NEASDEN is likely to become the site of the first of a series of 10 break bulk complexes in London—despite reservations on the scheme from the hauliers' organisations.
The new complex would be built on the North Circular road close to the existing Neasden rail depot with a link road giving easy access to the North Circular.
But this week the Freight Transport Association expressed "considerable reservations" about the scheme and said that it would be totally opposed to any form of pressure on hauliers to use the site.
"We can see environmental problems developing with the Neasden site," said an FTA spokesman, "and we can see pressure being used if the place was open and few people were using it."
The Road Haulage Association joined in with a comment that it did not think the complexes would be successful. "They will be very expensive and would add to the costs of the haulier.
"This could be the first step towards a total ban on trucks in London," said a spokesman. "I think it will be found that they are impracticable," he added.
Brent Borough Council, in whose area the Neasden complex would be, might welcome the scheme as it would allow them to have link roads at Wembley Stadium which would also relieve congestion as well as help the trucks.
Until now the roads have not been thought necessary because traffic flows have not been high enough to justify them, but with increased heavy vehicle traffic using the depot it is now thought that the roads would be viable.
A GLC report to a joint meeting of its planning and transport committees last week said that the Neasden complex could give employment to 1,000 people on the 60,000sqm -(650,000sqft) site.

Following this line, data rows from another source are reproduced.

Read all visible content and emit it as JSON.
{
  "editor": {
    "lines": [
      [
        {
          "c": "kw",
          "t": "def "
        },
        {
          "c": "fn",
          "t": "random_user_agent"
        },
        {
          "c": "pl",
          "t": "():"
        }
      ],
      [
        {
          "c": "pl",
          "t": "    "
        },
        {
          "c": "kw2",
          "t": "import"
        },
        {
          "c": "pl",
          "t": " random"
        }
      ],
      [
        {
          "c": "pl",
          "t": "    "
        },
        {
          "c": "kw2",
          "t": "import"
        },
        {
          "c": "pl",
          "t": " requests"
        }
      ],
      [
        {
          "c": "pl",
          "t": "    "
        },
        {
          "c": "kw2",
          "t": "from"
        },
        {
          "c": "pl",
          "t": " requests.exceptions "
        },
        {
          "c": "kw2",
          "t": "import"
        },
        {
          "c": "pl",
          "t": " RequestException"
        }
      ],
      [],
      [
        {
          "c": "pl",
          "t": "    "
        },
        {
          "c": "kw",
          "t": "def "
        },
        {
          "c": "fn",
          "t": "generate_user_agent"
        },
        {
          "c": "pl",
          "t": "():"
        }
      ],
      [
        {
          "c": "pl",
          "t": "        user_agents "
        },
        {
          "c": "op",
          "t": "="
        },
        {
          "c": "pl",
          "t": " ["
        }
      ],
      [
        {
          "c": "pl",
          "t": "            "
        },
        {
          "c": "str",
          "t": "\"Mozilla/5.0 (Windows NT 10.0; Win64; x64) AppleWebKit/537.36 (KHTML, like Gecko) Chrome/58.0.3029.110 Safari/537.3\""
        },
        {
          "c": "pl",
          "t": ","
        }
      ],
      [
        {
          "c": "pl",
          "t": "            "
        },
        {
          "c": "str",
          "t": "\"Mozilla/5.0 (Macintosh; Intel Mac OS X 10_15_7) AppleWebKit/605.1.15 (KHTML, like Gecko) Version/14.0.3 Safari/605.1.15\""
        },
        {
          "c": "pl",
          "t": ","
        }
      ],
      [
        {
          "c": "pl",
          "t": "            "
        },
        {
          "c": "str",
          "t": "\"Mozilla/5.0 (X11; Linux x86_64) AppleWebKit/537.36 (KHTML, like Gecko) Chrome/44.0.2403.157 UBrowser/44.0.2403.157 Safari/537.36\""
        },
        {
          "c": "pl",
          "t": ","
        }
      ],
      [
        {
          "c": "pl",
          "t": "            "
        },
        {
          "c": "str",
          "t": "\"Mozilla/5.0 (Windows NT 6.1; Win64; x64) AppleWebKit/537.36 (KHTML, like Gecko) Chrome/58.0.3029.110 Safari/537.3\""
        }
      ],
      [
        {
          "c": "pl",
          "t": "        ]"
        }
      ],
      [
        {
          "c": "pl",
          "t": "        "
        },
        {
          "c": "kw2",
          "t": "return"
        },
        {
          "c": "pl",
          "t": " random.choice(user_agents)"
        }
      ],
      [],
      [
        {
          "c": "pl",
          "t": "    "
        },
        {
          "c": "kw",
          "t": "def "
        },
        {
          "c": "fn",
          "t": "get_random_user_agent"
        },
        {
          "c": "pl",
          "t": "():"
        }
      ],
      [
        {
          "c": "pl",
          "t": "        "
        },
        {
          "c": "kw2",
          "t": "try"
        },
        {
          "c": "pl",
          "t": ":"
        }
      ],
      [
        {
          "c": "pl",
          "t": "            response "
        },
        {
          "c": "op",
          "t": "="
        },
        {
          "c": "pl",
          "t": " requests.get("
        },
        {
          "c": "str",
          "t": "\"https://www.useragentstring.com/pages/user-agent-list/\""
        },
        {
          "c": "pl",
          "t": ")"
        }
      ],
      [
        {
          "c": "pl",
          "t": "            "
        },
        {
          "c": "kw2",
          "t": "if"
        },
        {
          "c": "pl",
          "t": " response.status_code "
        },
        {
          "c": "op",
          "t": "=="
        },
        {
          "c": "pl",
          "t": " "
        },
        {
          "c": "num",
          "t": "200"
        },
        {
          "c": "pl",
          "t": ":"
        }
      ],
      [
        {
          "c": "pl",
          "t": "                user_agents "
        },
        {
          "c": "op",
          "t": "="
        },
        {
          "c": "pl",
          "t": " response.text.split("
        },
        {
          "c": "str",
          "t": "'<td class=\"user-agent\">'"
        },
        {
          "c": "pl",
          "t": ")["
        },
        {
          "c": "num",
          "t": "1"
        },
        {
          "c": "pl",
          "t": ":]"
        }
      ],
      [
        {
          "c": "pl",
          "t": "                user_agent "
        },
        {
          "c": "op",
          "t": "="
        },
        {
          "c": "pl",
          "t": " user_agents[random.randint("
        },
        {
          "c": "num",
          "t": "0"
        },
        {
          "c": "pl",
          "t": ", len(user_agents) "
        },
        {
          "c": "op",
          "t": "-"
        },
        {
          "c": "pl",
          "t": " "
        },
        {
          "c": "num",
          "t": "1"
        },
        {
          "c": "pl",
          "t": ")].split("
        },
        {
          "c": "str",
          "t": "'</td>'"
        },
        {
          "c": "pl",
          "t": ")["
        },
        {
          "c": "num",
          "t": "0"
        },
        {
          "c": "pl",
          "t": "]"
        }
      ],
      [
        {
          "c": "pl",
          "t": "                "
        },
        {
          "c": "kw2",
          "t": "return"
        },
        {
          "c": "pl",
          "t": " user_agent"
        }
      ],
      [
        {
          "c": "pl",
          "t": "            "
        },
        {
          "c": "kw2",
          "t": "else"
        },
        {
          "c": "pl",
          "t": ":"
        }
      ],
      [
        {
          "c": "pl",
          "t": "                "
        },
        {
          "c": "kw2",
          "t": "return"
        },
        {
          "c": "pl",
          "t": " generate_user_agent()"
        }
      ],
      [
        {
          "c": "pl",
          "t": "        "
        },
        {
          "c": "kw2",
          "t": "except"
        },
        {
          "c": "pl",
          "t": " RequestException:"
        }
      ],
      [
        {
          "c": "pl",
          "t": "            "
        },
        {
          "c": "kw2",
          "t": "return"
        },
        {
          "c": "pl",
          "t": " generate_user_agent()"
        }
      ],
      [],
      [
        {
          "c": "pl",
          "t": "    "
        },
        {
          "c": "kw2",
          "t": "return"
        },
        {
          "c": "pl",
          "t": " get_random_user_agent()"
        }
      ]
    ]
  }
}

Special sidings would be built to allow freight to be transferred from rail to road and vice versa allowing the complex to act as a grouping site for freight leaving London as well as a break bulk complex.
FTA objections on environmental grounds were answered by the GLC report which said that they expected to have to use careful landscaping to present an interesting road frontage and to use a wide range of colours on the buildings.
The report recognises that there will be problems with the land which is at present owned by British Rail, considering building a depot for the storage of imported cars on the site.
But questions of land must be tied up with questions of where the money is to come from to build the multi-million pound complex—and those that could follow it.
It is recognised by the GLC that it must attract a developer for the complex and it admits: "It is not clear at present whether the proposals would attract developers to take over the complete concept as a package deal."
A number of ways have been looked at ranging from the GLC acquiring the site, the commissioning of a developer to do the work to a scheme involving the developer taking complete charge of the job.
But either way it will be a long job if GLC cash is to be involved.
The report suggests that if council cash is to be used then the whole project may well have to wait until the 1980s.
Next step for the GLC, if the scheme is to carry on, is to hold discussions with the Brent Borough Council and British Rail.
The GLC's transport committee complained bitterly at its meeting last week that it was inundated with paper—but it can expect another weighty report on the future of the complex before the summer recess—and by that time it may have proposals for London's first break-bulk terminal.
Other sites besides Neasden are still being considered including Brentford Market, a much smaller site near A4/M4 and a "low standard" section of the North Circular.
An unnamed site with the possibility of river wharfage is also being looked at.
But with all the cautious optimism in the GLC report the council's treasurer has the last word—and it is a word of warning that the commercial viability needs to be more closely assessed.